Take two musicians, one from Cleveland and one from Chicago, and you have the band Bears. Bears is a band made up of Charlie McArthur– acoustic guitar, vocals and Craig Ramsey – electric guitar, keys, vocals. These two musicians create their music by coming up with a song as they added more instruments, building on to the music through sound files. When a song is complete, McArthur and Ramsey add it to their newest album. The duo then takes the completed album, adds the rest of the live band, and goes on tour. For the rest of the group, Charlie McArthur and Craig Ramsey call upon Nick Perry –drums, Rachel Hart – bells, percussion, Jared McGrath – keys, vocals and Shannon Sullivan – bass. McArthur and Ramsey and the rest of the band are currently promoting their latest album of Greater Lakes.
Given the creative means in which their music is created it should come as no surprise that the music of Bears itself is rather creative. In fact, the sound and style changes from track-to-track, which keeps the 2012 release Greater Lakes moving in many directions. The creative process also means that the listener is given a release that keeps them anticipating the direction the next track will take.
Greater Lakes from Bears begins with the track “Eleven a.m.”. A song about procrastinating, “Eleven a.m.” begins as a guitar-driven song with a very pop-inspired feel to the music. Soon, the track takes on a more synth-driven feel before settling into a groove that features both the guitar and the keyboard. The lyrics of the song have a simple, yet straight-forward feel to them as if written in a way that suggests being spoken to. The use of percussion in the way of the bells and chimes that are present on the track add to the “pop” quality of the track.
On the next track, Bears picks up the pace and the energy. While “Eleven a.m.” is a song that features both the guitar and keyboard, the song “You’re Going” features a much stronger guitar presence. And although there is a keyboard in the music, it is used mostly as background for the song. The all-around feel of the song suggests something from a few decades ago. You may imagine the song being performed by someone like The Turtles.
“From Good to Bad” is a track that fully embraces the feel of the keyboard. While the guitar is present and adds the base of the song, it is the keyboard that truly shines on the track and creates the New Wave feel to the song. For those who truly embraced the music during the New Wave era, this song will magically transport you back to that time; specifically, the song suggests something that may have been created by Brian Eno or his band Roxy Music.
The track “More Left Out” finds Charlie MacArthur and Craig Ramsey creating a song that has a very laidback feel to it. In fact, the guitar, mandolin and banjo at the beginning of the track create a folk feel to the song. When bass and drums are added to the mix later on, the song becomes a folk-rock track with a quick pace to the music. The light, energetic tempo continues until the end of the track. “More Left Out” has a happier feel to the music than you would expect, given the nature of the lyrics about being ignored, or “left out”.
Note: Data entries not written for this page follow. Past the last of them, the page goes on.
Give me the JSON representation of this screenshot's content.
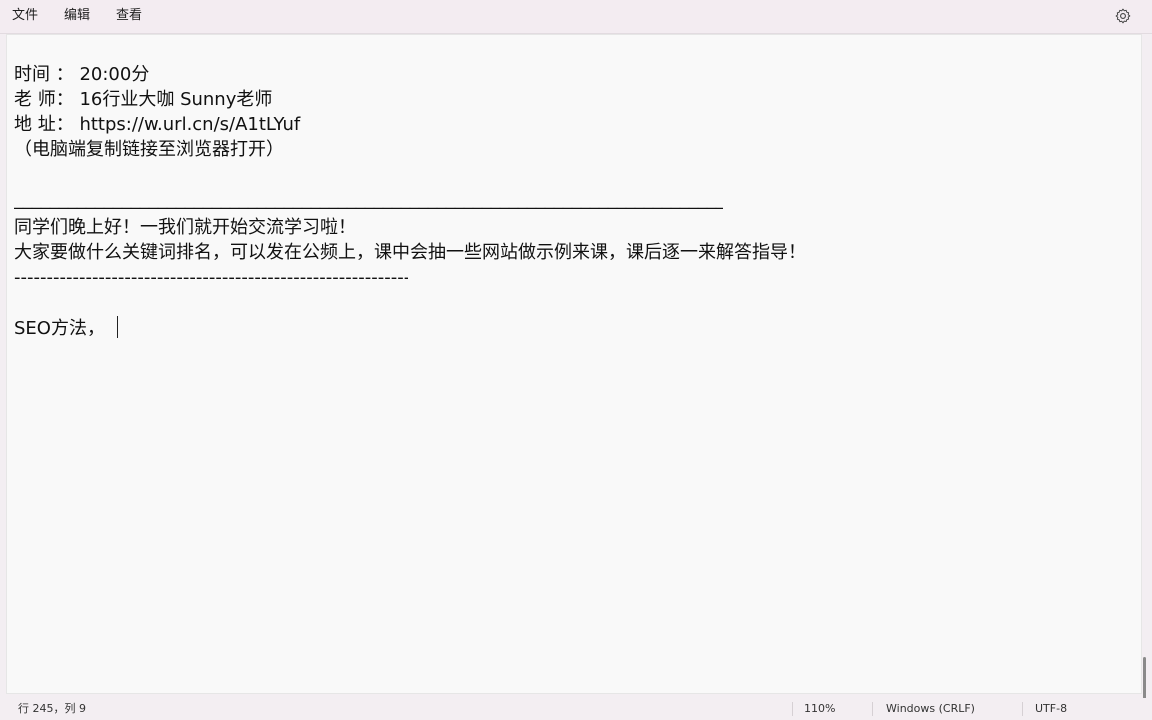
{
  "menu": {
    "file": "文件",
    "edit": "编辑",
    "view": "查看"
  },
  "settings_icon": "gear-icon",
  "document": {
    "lines": [
      "时间 ： 20:00分",
      "老 师： 16行业大咖 Sunny老师",
      "地 址： https://w.url.cn/s/A1tLYuf",
      "（电脑端复制链接至浏览器打开）",
      "_________________________________________________________________________________________________________",
      "同学们晚上好！一我们就开始交流学习啦！",
      "大家要做什么关键词排名，可以发在公频上，课中会抽一些网站做示例来课，课后逐一来解答指导！",
      "---------------------------------------------------------------------------------------------",
      "SEO方法，"
    ]
  },
  "status": {
    "position": "行 245，列 9",
    "zoom": "110%",
    "line_ending": "Windows (CRLF)",
    "encoding": "UTF-8"
  },
  "colors": {
    "chrome_bg": "#f3eef2",
    "editor_bg": "#f9f9f9",
    "text": "#111111"
  }
}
Much of the release Greater Lakes from Bears has a very retro feel to the music; such is the case with the track “I Don’t Have You on My Mind’. The song has a feeling that would fit right in with music from the 60’s. While not exactly suggesting a British Invasion sound, it does suggest something that may have come from later bands like The Raspberries. “I Don’t Have You on My Mind” is one track on the release that literally screams “single”; you could easily imagine the track getting tons of airplay had it been written back during the 60’s.
Greater Lakes from Bears is a solid release that explores many different sided to pop music. When Charlie McArthur and Craig Ramsey were many miles apart when they were creating this album, the end result proves that their creative process helped them find just the right musical balance when working through their songs.
Click HERE for the video to the song “Eleven a.m.” from Bears.
For more music from Bears, check out the band’s Bandcamp account.